Data:
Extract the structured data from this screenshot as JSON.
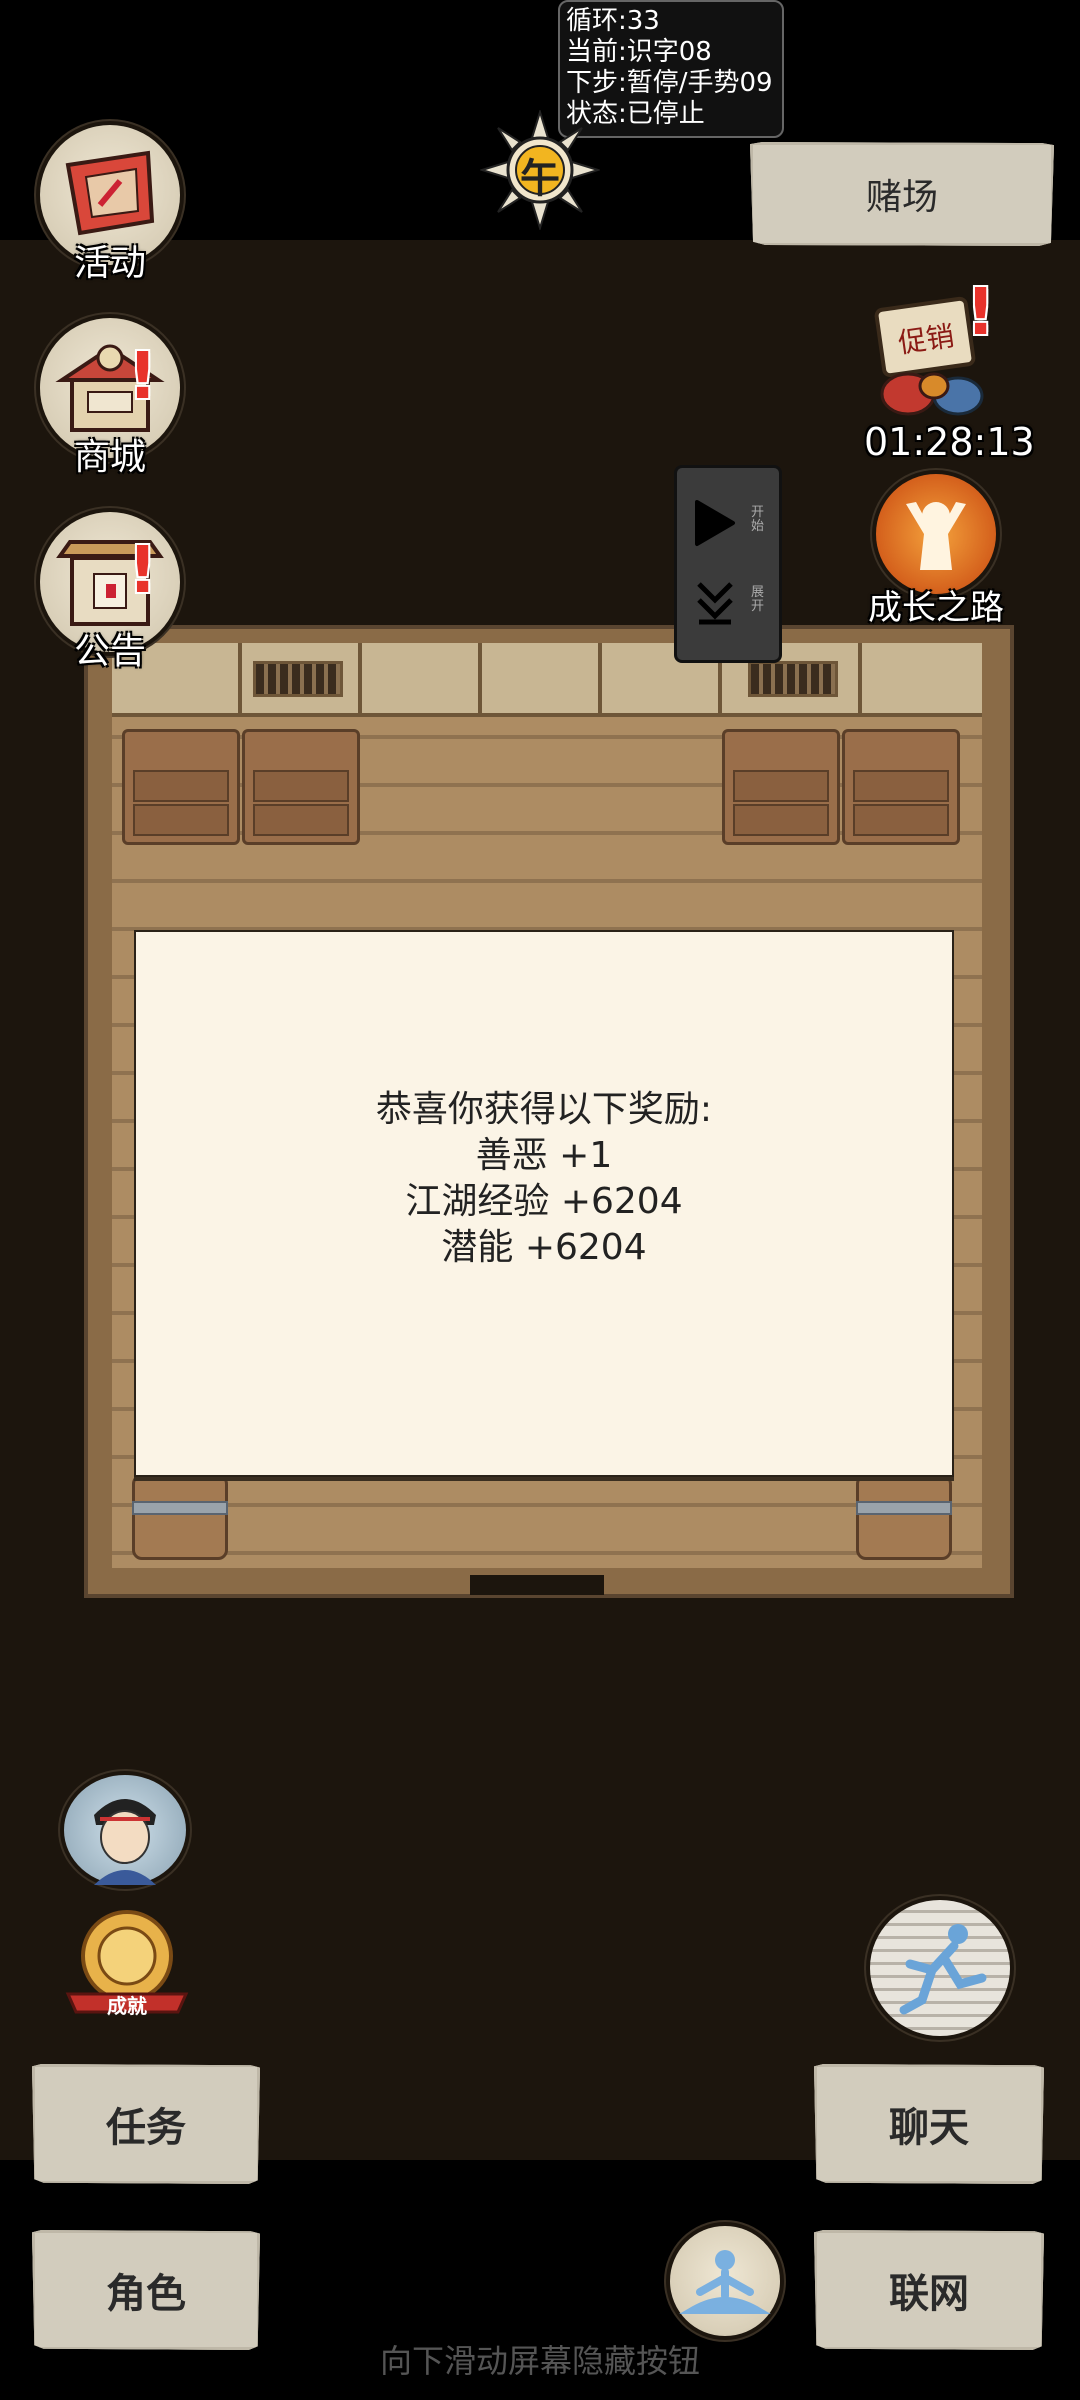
{
  "debug": {
    "loop": "循环:33",
    "current": "当前:识字08",
    "next": "下步:暂停/手势09",
    "status": "状态:已停止"
  },
  "time_badge": "午",
  "left_menu": {
    "activity": "活动",
    "shop": "商城",
    "notice": "公告"
  },
  "casino_button": "赌场",
  "promo": {
    "badge_text": "促销",
    "timer": "01:28:13"
  },
  "growth_road": "成长之路",
  "control_panel": {
    "start_label": "开始",
    "expand_label": "展开"
  },
  "reward_dialog": {
    "title": "恭喜你获得以下奖励:",
    "lines": [
      "善恶 +1",
      "江湖经验 +6204",
      "潜能 +6204"
    ]
  },
  "achievement_label": "成就",
  "bottom_buttons": {
    "task": "任务",
    "chat": "聊天",
    "role": "角色",
    "network": "联网"
  },
  "hint": "向下滑动屏幕隐藏按钮"
}
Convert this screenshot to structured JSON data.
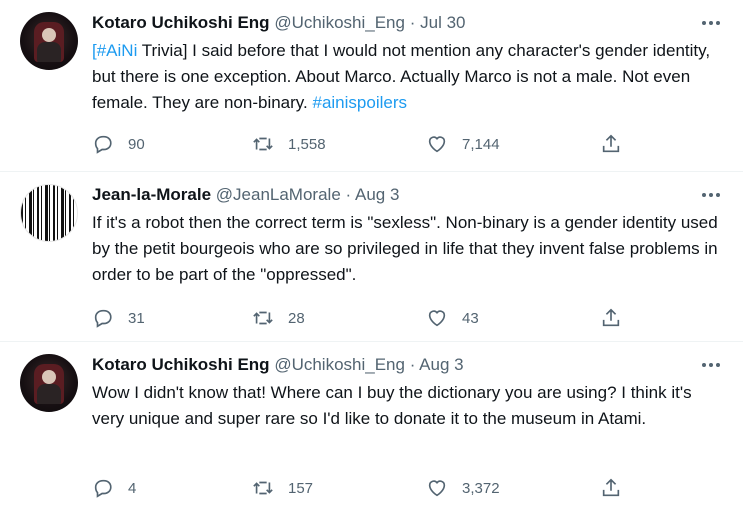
{
  "tweets": [
    {
      "name": "Kotaro Uchikoshi Eng",
      "handle": "@Uchikoshi_Eng",
      "separator": "·",
      "date": "Jul 30",
      "text": {
        "hashtag1": "[#AiNi",
        "part1": " Trivia] I said before that I would not mention any character's gender identity, but there is one exception. About Marco. Actually Marco is not a male. Not even female. They are non-binary. ",
        "hashtag2": "#ainispoilers"
      },
      "replies": "90",
      "retweets": "1,558",
      "likes": "7,144"
    },
    {
      "name": "Jean-la-Morale",
      "handle": "@JeanLaMorale",
      "separator": "·",
      "date": "Aug 3",
      "text": "If it's a robot then the correct term is \"sexless\". Non-binary is a gender identity used by the petit bourgeois who are so privileged in life that they invent false problems in order to be part of the \"oppressed\".",
      "replies": "31",
      "retweets": "28",
      "likes": "43"
    },
    {
      "name": "Kotaro Uchikoshi Eng",
      "handle": "@Uchikoshi_Eng",
      "separator": "·",
      "date": "Aug 3",
      "text": "Wow I didn't know that! Where can I buy the dictionary you are using? I think it's very unique and super rare so I'd like to donate it to the museum in Atami.",
      "replies": "4",
      "retweets": "157",
      "likes": "3,372"
    }
  ],
  "icons": {
    "reply": "reply-icon",
    "retweet": "retweet-icon",
    "like": "heart-icon",
    "share": "share-icon",
    "more": "more-icon"
  },
  "colors": {
    "link": "#1d9bf0",
    "secondary": "#536471",
    "text": "#0f1419"
  }
}
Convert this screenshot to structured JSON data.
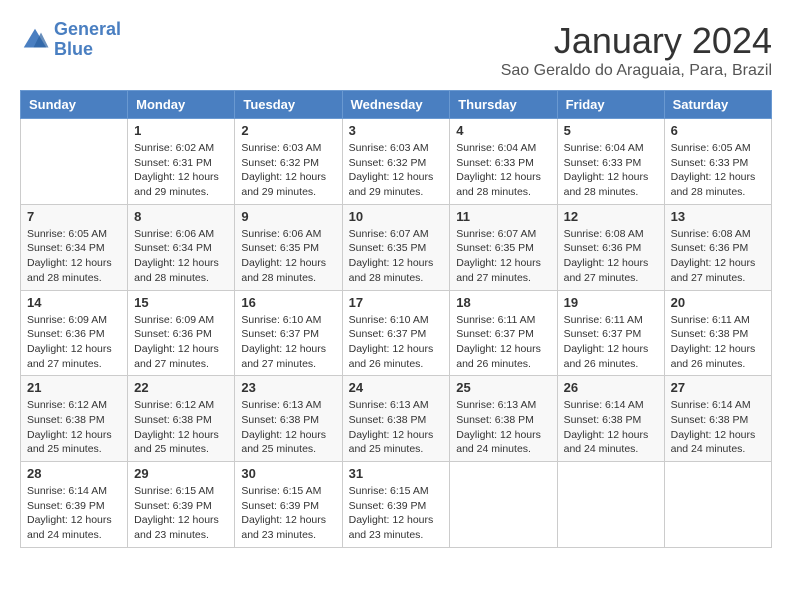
{
  "header": {
    "logo_line1": "General",
    "logo_line2": "Blue",
    "month": "January 2024",
    "location": "Sao Geraldo do Araguaia, Para, Brazil"
  },
  "weekdays": [
    "Sunday",
    "Monday",
    "Tuesday",
    "Wednesday",
    "Thursday",
    "Friday",
    "Saturday"
  ],
  "weeks": [
    [
      {
        "num": "",
        "info": ""
      },
      {
        "num": "1",
        "info": "Sunrise: 6:02 AM\nSunset: 6:31 PM\nDaylight: 12 hours\nand 29 minutes."
      },
      {
        "num": "2",
        "info": "Sunrise: 6:03 AM\nSunset: 6:32 PM\nDaylight: 12 hours\nand 29 minutes."
      },
      {
        "num": "3",
        "info": "Sunrise: 6:03 AM\nSunset: 6:32 PM\nDaylight: 12 hours\nand 29 minutes."
      },
      {
        "num": "4",
        "info": "Sunrise: 6:04 AM\nSunset: 6:33 PM\nDaylight: 12 hours\nand 28 minutes."
      },
      {
        "num": "5",
        "info": "Sunrise: 6:04 AM\nSunset: 6:33 PM\nDaylight: 12 hours\nand 28 minutes."
      },
      {
        "num": "6",
        "info": "Sunrise: 6:05 AM\nSunset: 6:33 PM\nDaylight: 12 hours\nand 28 minutes."
      }
    ],
    [
      {
        "num": "7",
        "info": "Sunrise: 6:05 AM\nSunset: 6:34 PM\nDaylight: 12 hours\nand 28 minutes."
      },
      {
        "num": "8",
        "info": "Sunrise: 6:06 AM\nSunset: 6:34 PM\nDaylight: 12 hours\nand 28 minutes."
      },
      {
        "num": "9",
        "info": "Sunrise: 6:06 AM\nSunset: 6:35 PM\nDaylight: 12 hours\nand 28 minutes."
      },
      {
        "num": "10",
        "info": "Sunrise: 6:07 AM\nSunset: 6:35 PM\nDaylight: 12 hours\nand 28 minutes."
      },
      {
        "num": "11",
        "info": "Sunrise: 6:07 AM\nSunset: 6:35 PM\nDaylight: 12 hours\nand 27 minutes."
      },
      {
        "num": "12",
        "info": "Sunrise: 6:08 AM\nSunset: 6:36 PM\nDaylight: 12 hours\nand 27 minutes."
      },
      {
        "num": "13",
        "info": "Sunrise: 6:08 AM\nSunset: 6:36 PM\nDaylight: 12 hours\nand 27 minutes."
      }
    ],
    [
      {
        "num": "14",
        "info": "Sunrise: 6:09 AM\nSunset: 6:36 PM\nDaylight: 12 hours\nand 27 minutes."
      },
      {
        "num": "15",
        "info": "Sunrise: 6:09 AM\nSunset: 6:36 PM\nDaylight: 12 hours\nand 27 minutes."
      },
      {
        "num": "16",
        "info": "Sunrise: 6:10 AM\nSunset: 6:37 PM\nDaylight: 12 hours\nand 27 minutes."
      },
      {
        "num": "17",
        "info": "Sunrise: 6:10 AM\nSunset: 6:37 PM\nDaylight: 12 hours\nand 26 minutes."
      },
      {
        "num": "18",
        "info": "Sunrise: 6:11 AM\nSunset: 6:37 PM\nDaylight: 12 hours\nand 26 minutes."
      },
      {
        "num": "19",
        "info": "Sunrise: 6:11 AM\nSunset: 6:37 PM\nDaylight: 12 hours\nand 26 minutes."
      },
      {
        "num": "20",
        "info": "Sunrise: 6:11 AM\nSunset: 6:38 PM\nDaylight: 12 hours\nand 26 minutes."
      }
    ],
    [
      {
        "num": "21",
        "info": "Sunrise: 6:12 AM\nSunset: 6:38 PM\nDaylight: 12 hours\nand 25 minutes."
      },
      {
        "num": "22",
        "info": "Sunrise: 6:12 AM\nSunset: 6:38 PM\nDaylight: 12 hours\nand 25 minutes."
      },
      {
        "num": "23",
        "info": "Sunrise: 6:13 AM\nSunset: 6:38 PM\nDaylight: 12 hours\nand 25 minutes."
      },
      {
        "num": "24",
        "info": "Sunrise: 6:13 AM\nSunset: 6:38 PM\nDaylight: 12 hours\nand 25 minutes."
      },
      {
        "num": "25",
        "info": "Sunrise: 6:13 AM\nSunset: 6:38 PM\nDaylight: 12 hours\nand 24 minutes."
      },
      {
        "num": "26",
        "info": "Sunrise: 6:14 AM\nSunset: 6:38 PM\nDaylight: 12 hours\nand 24 minutes."
      },
      {
        "num": "27",
        "info": "Sunrise: 6:14 AM\nSunset: 6:38 PM\nDaylight: 12 hours\nand 24 minutes."
      }
    ],
    [
      {
        "num": "28",
        "info": "Sunrise: 6:14 AM\nSunset: 6:39 PM\nDaylight: 12 hours\nand 24 minutes."
      },
      {
        "num": "29",
        "info": "Sunrise: 6:15 AM\nSunset: 6:39 PM\nDaylight: 12 hours\nand 23 minutes."
      },
      {
        "num": "30",
        "info": "Sunrise: 6:15 AM\nSunset: 6:39 PM\nDaylight: 12 hours\nand 23 minutes."
      },
      {
        "num": "31",
        "info": "Sunrise: 6:15 AM\nSunset: 6:39 PM\nDaylight: 12 hours\nand 23 minutes."
      },
      {
        "num": "",
        "info": ""
      },
      {
        "num": "",
        "info": ""
      },
      {
        "num": "",
        "info": ""
      }
    ]
  ]
}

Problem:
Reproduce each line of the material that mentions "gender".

Answer to the problem:
        "part1": " Trivia] I said before that I would not mention any character's gender identity, but there is one exception. About Marco. Actually Marco is not a male. Not even female. They are non-binary. ",
      "text": "If it's a robot then the correct term is \"sexless\". Non-binary is a gender identity used by the petit bourgeois who are so privileged in life that they invent false problems in order to be part of the \"oppressed\".",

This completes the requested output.